Moogdho is a postdoctoral scholar at the Graduate School of Business and at the Woods Institute for the Environment. He is on the academic 2023-2024 job market. He is a development economist, concentrating on political economy, environment and public health. He received his Ph.D. in Economics from the University of Virginia (UVa) in 2021. His research at UVa focused on how dishonest politicians (tax-evaders) affect public goods provision and public health in constituencies the politicians represent. At Stanford, he is working with Erica Plambeck, Stephen Luby, and Grant Miller on environmental and health related issues in Bangladesh.

Professional Education

  • Doctor of Philosophy, University of Virginia (2021)
  • Master of Science, University Of Dhaka (2012)
  • Master of Arts, University of Virginia (2016)
  • Bachelor of Social Science, University Of Dhaka (2009)
  • Master of Arts, Williams College (2014)
  • M.A., Williams College, Policy Economics (2014)
  • M.A., University of Virginia, Economics (2016)
  • Ph.D., University of Virginia, Economics (2021)

Stanford Advisors

Lab Affiliations

All Publications

  • Data driven contagion risk management in low-income countries using machine learning applications with COVID-19 in South Asia.

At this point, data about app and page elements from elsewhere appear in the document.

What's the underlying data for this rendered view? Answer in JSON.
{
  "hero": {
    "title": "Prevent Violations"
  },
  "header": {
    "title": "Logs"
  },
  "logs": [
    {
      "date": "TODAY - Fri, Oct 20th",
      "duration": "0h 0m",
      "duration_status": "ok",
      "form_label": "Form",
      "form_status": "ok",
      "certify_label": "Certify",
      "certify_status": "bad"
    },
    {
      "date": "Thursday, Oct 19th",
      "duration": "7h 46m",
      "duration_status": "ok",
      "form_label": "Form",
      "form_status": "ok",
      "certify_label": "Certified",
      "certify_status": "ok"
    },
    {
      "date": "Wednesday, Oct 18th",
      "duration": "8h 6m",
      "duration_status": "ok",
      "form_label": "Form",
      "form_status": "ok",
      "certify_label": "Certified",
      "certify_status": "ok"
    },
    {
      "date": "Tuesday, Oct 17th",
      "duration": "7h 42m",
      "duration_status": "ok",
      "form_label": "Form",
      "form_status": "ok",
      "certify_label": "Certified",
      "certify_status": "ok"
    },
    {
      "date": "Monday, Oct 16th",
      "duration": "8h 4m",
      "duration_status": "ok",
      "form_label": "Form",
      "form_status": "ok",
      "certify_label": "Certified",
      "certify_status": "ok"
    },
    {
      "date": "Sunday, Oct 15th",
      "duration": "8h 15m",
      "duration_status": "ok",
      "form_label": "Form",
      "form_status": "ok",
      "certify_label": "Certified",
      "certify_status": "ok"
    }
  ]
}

Scientific reports Shonchoy, A. S., Mahzab, M. M., Mahmood, T. I., Ali, M. 2023; 13 (1): 3732


    In the absence of real-time surveillance data, it is difficult to derive an early warning system and potential outbreak locations with the existing epidemiological models, especially in resource-constrained countries. We proposed a contagion risk index (CR-Index)-based on publicly available national statistics-founded on communicable disease spreadability vectors. Utilizing the daily COVID-19 data (positive cases and deaths) from 2020 to 2022, we developed country-specific and sub-national CR-Index for South Asia (India, Pakistan, and Bangladesh) and identified potential infection hotspots-aiding policymakers with efficient mitigation planning. Across the study period, the week-by-week and fixed-effects regression estimates demonstrate a strong correlation between the proposed CR-Index and sub-national (district-level) COVID-19 statistics. We validated the CR-Index using machine learning methods by evaluating the out-of-sample predictive performance. Machine learning driven validation showed that the CR-Index can correctly predict districts with high incidents of COVID-19 cases and deaths more than 85% of the time. This proposed CR-Index is a simple, replicable, and easily interpretable tool that can help low-income countries prioritize resource mobilization to contain the disease spread and associated crisis management with global relevance and applicability. This index can also help to contain future pandemics (and epidemics) and manage their far-reaching adverse consequences.

    View details for DOI 10.1038/s41598-023-30348-x

    View details for PubMedID 36878910

    View details for PubMedCentralID PMC9987367